Facing uncertainty about future congressional appropriations, the Energy Department is turning to alternative models to fund its part of the governmentwide data center consolidation initiative, including Energy Performance Contacting.
The contracting vehicle allows agencies to update and remodel federal buildings without any upfront investment. Under an EPC, a contractor guarantees an agency will save a certain amount of money through reduced energy costs after a construction project is completed. When the project is done, the agency continues to pay its old energy costs for a contractually set period with the difference between the old and new costs going to the contractor.
With a mix of appropriated funding and alternative funding, the department is on track to meet its goal of closing six data centers through consolidation by 2015, Energy said in a report released Friday. The department didn't estimate savings from those closures.
The government aims to close or consolidate nearly 1,000 of its roughly 2,800 data centers by 2015, a program that federal Chief Information Officer Steven VanRoekel said will save the government $5 billion.
Agencies' consolidation progress reports were due Friday.
Several agencies missed the deadline, though, including the Defense Department, which owns roughly one-third of all federal data centers, and four other major data center owners, the State, Veterans Affairs, Homeland Security and Health and Human Services departments.
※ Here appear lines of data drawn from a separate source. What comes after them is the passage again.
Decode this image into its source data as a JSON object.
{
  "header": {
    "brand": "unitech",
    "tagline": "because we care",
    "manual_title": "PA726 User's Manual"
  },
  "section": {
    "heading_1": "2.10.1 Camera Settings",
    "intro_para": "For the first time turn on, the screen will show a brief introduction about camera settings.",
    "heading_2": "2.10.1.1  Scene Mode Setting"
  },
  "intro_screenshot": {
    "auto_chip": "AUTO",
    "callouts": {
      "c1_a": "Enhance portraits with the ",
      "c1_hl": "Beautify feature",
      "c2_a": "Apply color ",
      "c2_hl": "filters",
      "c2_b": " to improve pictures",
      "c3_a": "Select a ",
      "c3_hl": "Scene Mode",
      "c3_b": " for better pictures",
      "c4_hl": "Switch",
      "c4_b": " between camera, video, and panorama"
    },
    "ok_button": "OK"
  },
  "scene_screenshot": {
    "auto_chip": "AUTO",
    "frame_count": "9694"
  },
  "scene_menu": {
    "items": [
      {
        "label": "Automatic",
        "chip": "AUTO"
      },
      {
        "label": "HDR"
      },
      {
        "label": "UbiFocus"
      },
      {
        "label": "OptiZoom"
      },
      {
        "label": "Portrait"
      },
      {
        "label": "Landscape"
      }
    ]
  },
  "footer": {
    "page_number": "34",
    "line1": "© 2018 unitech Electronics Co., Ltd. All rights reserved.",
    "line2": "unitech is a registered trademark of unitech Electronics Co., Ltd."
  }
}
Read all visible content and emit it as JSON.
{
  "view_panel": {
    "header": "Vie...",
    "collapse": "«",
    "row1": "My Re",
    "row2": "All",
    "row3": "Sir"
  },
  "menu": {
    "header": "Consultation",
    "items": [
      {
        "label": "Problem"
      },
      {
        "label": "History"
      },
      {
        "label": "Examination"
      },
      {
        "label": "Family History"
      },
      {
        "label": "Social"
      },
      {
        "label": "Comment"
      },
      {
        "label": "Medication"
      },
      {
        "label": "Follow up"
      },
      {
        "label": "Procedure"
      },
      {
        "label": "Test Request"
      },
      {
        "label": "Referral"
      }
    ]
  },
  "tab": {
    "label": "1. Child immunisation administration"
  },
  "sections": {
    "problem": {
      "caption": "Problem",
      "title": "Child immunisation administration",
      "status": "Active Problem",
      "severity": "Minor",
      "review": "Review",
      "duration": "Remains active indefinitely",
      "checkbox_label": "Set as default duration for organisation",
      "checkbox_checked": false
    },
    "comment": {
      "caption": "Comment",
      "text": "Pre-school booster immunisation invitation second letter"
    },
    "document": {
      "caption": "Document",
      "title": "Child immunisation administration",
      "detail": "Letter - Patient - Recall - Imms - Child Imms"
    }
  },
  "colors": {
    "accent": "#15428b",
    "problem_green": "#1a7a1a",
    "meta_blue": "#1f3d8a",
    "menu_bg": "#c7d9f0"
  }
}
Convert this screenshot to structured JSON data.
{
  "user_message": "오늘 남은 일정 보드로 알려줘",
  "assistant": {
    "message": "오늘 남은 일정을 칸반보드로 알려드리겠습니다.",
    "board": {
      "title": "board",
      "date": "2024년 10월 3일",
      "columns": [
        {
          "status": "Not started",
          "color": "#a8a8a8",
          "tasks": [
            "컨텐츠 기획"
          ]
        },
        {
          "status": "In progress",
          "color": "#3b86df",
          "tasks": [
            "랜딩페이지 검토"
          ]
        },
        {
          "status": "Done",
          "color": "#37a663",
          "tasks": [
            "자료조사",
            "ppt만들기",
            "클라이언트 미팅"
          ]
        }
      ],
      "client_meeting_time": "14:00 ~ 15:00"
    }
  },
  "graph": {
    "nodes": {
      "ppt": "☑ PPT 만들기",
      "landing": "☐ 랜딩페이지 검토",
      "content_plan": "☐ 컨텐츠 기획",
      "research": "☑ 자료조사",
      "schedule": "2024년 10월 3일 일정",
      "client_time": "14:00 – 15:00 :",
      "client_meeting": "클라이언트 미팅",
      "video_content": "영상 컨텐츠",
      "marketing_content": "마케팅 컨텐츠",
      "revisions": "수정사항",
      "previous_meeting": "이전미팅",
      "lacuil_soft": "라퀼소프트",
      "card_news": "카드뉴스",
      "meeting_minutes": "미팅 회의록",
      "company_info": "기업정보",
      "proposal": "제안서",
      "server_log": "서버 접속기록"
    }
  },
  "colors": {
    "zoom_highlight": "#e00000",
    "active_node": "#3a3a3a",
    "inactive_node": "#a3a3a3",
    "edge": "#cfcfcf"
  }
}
VanRoekel recently expanded the definition of what constitutes a data center under the consolidation plan, making it difficult to determine the proportion of federal data centers owned by different agencies under the revised definition. Agencies whose plans have yet to be released likely make up half or more of the government's data center footprint, though.
Among agencies that did release their plans Friday, the majority seem to be on target for VanRoekel's goal of closing 472 data centers by the end of 2012 and at least 962 by the end of 2015.
The Agriculture Department, for example, is on track to go from 95 to four data centers and 20 server rooms by 2015, eliminating about 65,000 square feet of server space, according to its report. The department expects to reduce its annual operation costs by 23 percent by 2015, from $164 million down to $126 million and to save $75 million over five years after consolidation costs are factored in, the report said.
VanRoekel's redefinition of what constitutes a federal data center, revealed in a conference call with reporters Thursday, will drastically redefine the consolidation initiative's scope.
The initiative previously applied only to rooms that measured at least 500 square feet and were primarily devoted to data storage. The new definition is aimed at sweeping up the administration's entire information technology infrastructure down to small server closets.
Under the new definition there are roughly 2,800 federal data centers compared with about 2,100 under the previous definition.
The government's data center consolidation initiative is part of a slate of IT reforms developed by VanRoekel's predecessor, Vivek Kundra. Those reforms include more intense oversight of IT building projects; creating an established career path for IT program managers; and transferring large amounts of federal data to cheaper and more nimble cloud storage, which officials expect will save the government $5 billion annually after 2015.
Lower level IT managers have expressed skepticism that many of the reform plan's most ambitious goals are achievable.